Most Bad Recessions are caused by Easy Credit by a Central Bank trying to Stimulate Economic Activity 

By 1818 things were worrying the government.  And the BUS.  Inflation was out of control.  The credit expansion was creating asset bubbles.  And fraud.  It was a house of cards that was close to collapsing.  So the BUS took action.  And reversed their ruinous policies.  They contracted monetary policy.  Stopped the easy credit.  And pulled a lot of those paper dollars out of circulation.  It was the responsible thing to do to save the bank.  But because they did it after so much inflation that drove prices into the stratosphere the correction was painful.  As those prices had a long way to fall.
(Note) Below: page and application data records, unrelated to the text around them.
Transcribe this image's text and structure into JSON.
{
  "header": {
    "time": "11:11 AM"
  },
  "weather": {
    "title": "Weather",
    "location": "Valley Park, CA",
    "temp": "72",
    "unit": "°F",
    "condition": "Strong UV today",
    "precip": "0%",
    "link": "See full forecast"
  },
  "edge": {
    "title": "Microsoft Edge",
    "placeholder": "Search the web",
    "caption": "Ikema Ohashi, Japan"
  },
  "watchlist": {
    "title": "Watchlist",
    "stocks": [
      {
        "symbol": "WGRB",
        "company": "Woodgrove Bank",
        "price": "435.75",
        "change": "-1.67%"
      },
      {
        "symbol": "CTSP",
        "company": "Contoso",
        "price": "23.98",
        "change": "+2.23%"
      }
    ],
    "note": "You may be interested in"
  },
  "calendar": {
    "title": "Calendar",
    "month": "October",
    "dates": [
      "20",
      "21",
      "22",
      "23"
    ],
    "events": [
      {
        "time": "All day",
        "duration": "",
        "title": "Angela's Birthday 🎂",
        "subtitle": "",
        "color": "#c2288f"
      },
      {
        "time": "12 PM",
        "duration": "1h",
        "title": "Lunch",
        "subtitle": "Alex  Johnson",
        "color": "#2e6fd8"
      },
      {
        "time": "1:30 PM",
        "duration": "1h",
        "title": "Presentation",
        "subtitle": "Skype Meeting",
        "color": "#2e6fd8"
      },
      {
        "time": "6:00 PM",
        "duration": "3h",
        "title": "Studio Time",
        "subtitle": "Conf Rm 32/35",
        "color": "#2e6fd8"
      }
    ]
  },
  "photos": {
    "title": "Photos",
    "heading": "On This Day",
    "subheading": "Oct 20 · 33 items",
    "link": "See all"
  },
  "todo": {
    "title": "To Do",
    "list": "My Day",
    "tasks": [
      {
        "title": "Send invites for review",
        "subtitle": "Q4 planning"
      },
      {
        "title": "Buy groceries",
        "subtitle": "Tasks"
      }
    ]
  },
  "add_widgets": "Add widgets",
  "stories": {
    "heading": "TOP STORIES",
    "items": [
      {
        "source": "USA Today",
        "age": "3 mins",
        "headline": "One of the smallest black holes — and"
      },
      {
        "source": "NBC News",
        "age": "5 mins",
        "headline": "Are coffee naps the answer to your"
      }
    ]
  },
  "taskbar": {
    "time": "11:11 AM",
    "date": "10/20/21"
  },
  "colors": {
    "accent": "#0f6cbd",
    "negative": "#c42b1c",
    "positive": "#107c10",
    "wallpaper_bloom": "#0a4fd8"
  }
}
The Panic of 1819 was the first bust of America’s first boom-bust cycle.  The first depression brought on by the easy credit of a central bank.  When the money supply contracted interest rates rose.  A lot of those speculative loans became unserviceable.  With no easy credit available anymore the loan defaults began.  And the bank failures followed.  Money and credit of the BUS contracted by about 50%.  Businesses couldn’t borrow to meet their cash needs and went bankrupt.  A lot of them.  And those inflated real estate prices fell back to earth.  As prices fell everywhere from their artificial heights.

It was America’s first depression.  But it wouldn’t be the last.  Thanks to central banking.  And boom-bust cycles.  We stopped calling these central banking train wrecks depressions after the Great Depression.  After that we just called them recessions.  And real bad recessions.  Most of them caused by the same thing.  Easy credit by a central bank to stimulate economic activity.  Causing an asset bubble.  That eventually pops causing a painful correction.  The most recent being the Great Recession.  Caused by the popping of a great real estate bubble caused by the central bank’s artificially low interest rates.  That gave us the subprime mortgage crisis.  Which gave us the greatest recession since the Great Depression.  Just another in a long line of ‘real bad’ recessions since the advent of central banking.


Tags: , , , , , , , , , , , , , , , , , , , , , , , , , , , , , , , , , , , , , , ,

The Canadian Penny is Little More than a Rounding Error Today Thanks to Inflation

Posted by PITHOCRATES - March 31st, 2012

Week in Review

Do you know when a country has inflated their currency too much?  When they start eliminating the smallest denomination of their money (see In Canada, the Lowly Penny’s Time to Shine Nears an End by IAN AUSTEN posted 3/29/2012 on The New York Times).

Jim Flaherty, the finance minister of Canada, pronounced a death sentence on the country’s penny during his budget speech on Thursday…

As pennies disappear, cash transactions will be rounded to the nearest nickel after federal and provincial sales taxes have been added. All other transactions, including payments by check, credit and debit cards, will still be calculated to the cent.

Britain, Australia and Norway are among the countries that preceded Canada in abandoning their smallest-denomination coins. A study by the Bank of Canada concluded that the move has no significant impact on inflation.

Won’t have a significant impact on inflation?  Of course not.  That damage is already done.

Pennies once had value.  Before our government inflated them away.  If you can find an old catalog from a department store look at the prices in it.  Something from the Fifties.  Or earlier.  You’ll see a strange unit used on some of their prices.  A thing that looks like this ‘¢’.  It’s the symbol for ‘cents’.  And we used it a lot back in those days.  When a lot of prices were less than a dollar.  When we often used the penny when shopping.  Especially for making change when you bought something with the much larger nickel.

Penny candy.  Shopping at the five and dime.  Penny for your thoughts.  Once upon a time, before the Keynesians embarked on a policy of permanent inflation, we bought most things with the coins in our pocket.  Because they were worth something.  And the only reason why they aren’t anymore is because of the inflationary policies of our government.  As they printed more and more money they depreciated the value of each unit of currency.  Until the penny became nothing more than a rounding error today.


Tags: , , , , , , ,